Rates of Tick-borne encephalitis (TBE) in the Czech Republic are similar to those reported by Austria during the 1970’s. [1,2]   Following the institution of mass vaccination by Austria in 1981, TBE rates decreased to levels experienced in neighboring countries. [3] Enhanced administration of TBE vaccine might also prove effective for the Czech Republic.


1. Berger SA. Tick-Borne Encephalitis: Global Status, 2015. 65 pages, 45 graphs, 564 references. Gideon e-books,

2. Berger SA. Infectious Diseases of the Czech Republic, 2015. 497 pages, 143 graphs, 2,097 references. Gideon e-books,


Diphtheria in Latvia

Following a regional epidemic during the 1990’s, Latvia has continued to experience a high incidence of diphtheria. [1]  This phenomenon is difficult to explain on the basis of poor vaccine uptake. The following graph compares W.H.O. estimates of vaccination (DPT3) coverage with diphtheria rates reported in Estonia, Latvia and Lithuania. [2]



1. Berger SA. Infectious Diseases of Latvia, 2015. 436 pages, 103 graphs, 1,497 references. Gideon e-books,

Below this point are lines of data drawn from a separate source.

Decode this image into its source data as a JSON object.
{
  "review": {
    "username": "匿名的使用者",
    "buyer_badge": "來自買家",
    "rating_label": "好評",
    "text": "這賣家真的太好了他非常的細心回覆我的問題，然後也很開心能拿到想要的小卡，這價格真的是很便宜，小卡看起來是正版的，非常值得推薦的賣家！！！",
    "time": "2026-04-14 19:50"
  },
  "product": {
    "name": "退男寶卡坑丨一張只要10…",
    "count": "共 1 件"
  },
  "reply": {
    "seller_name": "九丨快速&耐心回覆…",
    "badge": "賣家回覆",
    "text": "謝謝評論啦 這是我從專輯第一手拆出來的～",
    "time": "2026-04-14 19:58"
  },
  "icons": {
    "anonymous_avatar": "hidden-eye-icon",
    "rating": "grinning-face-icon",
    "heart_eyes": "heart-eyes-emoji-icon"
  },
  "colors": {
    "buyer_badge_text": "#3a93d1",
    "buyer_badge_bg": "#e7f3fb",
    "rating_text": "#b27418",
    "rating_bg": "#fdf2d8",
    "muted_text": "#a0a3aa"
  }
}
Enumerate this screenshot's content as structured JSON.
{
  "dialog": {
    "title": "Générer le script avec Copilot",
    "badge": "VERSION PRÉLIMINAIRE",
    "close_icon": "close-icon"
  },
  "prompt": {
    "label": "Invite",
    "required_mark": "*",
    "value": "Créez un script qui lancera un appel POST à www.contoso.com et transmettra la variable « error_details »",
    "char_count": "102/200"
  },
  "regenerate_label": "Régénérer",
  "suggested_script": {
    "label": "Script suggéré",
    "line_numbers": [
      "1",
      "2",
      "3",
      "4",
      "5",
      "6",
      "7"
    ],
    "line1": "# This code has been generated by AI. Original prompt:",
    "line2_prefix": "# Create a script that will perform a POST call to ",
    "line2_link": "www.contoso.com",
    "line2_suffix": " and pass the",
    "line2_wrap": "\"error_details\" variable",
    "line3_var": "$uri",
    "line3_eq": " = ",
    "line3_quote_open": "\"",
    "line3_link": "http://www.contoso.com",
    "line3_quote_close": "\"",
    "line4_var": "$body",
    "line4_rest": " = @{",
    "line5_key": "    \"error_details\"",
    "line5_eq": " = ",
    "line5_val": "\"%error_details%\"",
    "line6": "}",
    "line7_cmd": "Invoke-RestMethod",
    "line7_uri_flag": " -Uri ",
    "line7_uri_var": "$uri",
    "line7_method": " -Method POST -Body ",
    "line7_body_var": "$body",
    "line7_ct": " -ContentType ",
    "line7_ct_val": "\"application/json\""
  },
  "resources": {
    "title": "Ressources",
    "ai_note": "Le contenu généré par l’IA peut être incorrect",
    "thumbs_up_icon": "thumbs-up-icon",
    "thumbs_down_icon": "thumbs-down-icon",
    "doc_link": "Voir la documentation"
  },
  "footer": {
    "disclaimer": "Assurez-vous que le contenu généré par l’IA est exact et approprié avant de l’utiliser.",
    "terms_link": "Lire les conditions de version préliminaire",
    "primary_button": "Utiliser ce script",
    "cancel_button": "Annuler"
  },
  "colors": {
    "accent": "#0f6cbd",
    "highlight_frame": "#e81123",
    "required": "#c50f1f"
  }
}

2. Berger SA. Diphtheria – Global Status, 2015. 333 pages, 445 graphs, 374 references. Gideon e-books,



Note featured on ProMED